*** Working data ***

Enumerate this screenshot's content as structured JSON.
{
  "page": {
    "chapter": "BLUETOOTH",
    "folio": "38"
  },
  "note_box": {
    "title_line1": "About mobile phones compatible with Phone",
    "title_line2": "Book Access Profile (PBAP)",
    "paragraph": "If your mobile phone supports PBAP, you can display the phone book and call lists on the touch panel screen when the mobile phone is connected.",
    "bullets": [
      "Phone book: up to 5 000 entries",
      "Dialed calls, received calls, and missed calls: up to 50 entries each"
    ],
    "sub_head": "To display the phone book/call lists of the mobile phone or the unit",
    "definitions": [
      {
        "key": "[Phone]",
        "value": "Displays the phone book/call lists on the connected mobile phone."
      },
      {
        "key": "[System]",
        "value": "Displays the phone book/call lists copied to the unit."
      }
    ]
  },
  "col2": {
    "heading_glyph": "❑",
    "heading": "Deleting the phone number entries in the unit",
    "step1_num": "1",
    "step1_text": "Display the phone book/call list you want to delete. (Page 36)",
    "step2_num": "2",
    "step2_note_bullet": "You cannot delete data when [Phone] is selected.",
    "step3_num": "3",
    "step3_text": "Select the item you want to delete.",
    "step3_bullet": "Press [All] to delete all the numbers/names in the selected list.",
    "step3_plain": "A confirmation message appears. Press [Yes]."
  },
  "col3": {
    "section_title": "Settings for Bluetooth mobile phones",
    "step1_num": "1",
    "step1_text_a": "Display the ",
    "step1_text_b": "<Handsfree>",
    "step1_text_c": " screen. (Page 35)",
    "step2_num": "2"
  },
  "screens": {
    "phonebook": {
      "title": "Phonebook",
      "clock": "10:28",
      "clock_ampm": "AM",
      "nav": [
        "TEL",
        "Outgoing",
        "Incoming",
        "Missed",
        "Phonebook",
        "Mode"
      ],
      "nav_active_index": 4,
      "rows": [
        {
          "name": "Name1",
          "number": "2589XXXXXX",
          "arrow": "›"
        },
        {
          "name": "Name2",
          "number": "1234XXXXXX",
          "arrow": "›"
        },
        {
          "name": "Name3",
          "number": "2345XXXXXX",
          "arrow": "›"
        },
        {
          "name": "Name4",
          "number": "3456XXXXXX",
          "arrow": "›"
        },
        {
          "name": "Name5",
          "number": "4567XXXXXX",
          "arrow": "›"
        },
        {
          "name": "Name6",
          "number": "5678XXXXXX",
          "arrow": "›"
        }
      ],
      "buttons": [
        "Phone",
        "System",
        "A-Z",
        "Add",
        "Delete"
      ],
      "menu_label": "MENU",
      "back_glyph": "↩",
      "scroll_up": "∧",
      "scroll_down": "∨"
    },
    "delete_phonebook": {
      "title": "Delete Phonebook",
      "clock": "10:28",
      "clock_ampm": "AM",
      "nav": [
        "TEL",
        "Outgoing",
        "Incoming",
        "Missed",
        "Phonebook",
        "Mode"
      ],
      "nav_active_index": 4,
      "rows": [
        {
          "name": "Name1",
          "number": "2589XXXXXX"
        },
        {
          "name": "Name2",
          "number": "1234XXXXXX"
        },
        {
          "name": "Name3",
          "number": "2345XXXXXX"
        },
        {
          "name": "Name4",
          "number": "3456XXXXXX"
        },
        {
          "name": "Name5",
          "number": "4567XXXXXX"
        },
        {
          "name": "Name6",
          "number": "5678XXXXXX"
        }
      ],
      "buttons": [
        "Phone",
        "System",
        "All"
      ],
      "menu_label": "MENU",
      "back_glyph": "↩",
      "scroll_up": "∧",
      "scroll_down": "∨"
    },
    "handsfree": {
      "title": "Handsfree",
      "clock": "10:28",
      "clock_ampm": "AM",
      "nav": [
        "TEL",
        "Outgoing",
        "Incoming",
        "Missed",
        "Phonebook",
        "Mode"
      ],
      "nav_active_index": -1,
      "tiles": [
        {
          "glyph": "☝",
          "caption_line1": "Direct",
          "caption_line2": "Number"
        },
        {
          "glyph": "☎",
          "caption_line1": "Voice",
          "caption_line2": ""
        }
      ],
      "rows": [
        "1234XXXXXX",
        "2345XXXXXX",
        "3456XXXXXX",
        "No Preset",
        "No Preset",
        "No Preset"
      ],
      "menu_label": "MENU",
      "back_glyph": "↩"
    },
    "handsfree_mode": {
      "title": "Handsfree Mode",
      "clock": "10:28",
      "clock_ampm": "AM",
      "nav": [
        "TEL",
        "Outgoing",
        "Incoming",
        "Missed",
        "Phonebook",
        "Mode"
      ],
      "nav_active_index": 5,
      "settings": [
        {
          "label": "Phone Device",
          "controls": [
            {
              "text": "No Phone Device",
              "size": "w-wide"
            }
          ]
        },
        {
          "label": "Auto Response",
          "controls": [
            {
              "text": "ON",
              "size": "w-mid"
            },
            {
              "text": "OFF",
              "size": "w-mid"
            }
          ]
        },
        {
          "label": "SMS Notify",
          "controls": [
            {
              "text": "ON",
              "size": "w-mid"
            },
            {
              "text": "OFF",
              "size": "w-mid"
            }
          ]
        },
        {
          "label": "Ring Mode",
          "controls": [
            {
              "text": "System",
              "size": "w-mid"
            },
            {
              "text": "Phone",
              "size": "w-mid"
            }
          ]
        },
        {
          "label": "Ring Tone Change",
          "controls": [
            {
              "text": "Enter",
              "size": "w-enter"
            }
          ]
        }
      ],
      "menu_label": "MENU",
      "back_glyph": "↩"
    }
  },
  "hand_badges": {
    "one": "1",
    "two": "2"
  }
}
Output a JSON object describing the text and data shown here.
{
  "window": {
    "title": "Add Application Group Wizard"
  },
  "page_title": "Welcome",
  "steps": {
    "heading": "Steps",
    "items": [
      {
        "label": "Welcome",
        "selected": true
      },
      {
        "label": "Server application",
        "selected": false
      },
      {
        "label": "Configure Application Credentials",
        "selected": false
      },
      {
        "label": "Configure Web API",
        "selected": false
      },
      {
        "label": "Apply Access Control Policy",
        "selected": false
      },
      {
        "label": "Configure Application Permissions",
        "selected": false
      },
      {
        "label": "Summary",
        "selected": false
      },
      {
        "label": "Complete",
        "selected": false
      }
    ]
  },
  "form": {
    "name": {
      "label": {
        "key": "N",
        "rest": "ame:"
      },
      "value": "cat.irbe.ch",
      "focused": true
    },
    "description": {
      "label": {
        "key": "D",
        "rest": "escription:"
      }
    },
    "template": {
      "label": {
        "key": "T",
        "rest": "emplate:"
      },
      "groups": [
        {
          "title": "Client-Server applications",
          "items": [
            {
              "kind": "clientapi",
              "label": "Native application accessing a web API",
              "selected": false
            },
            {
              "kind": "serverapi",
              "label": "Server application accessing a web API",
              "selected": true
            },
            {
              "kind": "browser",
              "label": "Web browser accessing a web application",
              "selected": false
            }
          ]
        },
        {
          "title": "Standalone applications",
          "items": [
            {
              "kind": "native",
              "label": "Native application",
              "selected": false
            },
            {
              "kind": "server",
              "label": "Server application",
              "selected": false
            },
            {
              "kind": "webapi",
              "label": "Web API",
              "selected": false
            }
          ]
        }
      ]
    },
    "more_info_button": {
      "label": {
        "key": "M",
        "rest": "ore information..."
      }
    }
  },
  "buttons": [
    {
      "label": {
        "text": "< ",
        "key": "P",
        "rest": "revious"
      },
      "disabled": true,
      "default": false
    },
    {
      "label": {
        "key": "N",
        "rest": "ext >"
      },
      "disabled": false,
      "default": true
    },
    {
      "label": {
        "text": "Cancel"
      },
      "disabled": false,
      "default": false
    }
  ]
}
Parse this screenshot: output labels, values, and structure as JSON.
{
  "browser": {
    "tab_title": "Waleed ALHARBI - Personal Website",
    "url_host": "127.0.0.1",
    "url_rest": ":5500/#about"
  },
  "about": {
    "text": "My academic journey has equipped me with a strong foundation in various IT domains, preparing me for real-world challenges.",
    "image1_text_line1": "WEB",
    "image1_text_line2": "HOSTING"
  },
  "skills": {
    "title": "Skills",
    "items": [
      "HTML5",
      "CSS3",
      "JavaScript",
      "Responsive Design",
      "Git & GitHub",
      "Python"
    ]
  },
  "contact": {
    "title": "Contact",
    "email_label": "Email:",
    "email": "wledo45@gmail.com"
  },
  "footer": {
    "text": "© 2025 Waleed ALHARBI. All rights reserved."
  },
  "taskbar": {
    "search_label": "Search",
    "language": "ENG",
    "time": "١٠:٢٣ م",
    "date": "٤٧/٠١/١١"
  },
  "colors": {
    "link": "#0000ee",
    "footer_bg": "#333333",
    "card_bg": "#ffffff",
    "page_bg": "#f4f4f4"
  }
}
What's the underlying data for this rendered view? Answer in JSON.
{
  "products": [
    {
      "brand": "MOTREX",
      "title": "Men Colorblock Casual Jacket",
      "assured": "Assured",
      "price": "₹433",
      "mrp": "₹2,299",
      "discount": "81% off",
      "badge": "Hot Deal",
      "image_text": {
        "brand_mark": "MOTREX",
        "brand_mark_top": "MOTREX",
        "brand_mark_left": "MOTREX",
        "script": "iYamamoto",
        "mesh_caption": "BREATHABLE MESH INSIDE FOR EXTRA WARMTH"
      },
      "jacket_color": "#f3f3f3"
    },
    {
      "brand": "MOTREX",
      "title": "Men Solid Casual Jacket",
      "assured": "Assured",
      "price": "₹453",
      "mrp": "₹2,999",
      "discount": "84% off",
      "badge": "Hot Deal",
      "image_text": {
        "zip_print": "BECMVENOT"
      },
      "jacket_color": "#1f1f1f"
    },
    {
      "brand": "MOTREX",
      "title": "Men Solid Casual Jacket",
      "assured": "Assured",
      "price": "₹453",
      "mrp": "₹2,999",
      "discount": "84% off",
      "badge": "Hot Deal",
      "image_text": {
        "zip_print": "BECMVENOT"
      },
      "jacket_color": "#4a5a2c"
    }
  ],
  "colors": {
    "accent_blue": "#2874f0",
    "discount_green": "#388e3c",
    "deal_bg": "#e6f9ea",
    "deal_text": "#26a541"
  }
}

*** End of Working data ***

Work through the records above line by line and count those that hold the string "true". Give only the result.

**Exercise solution**
5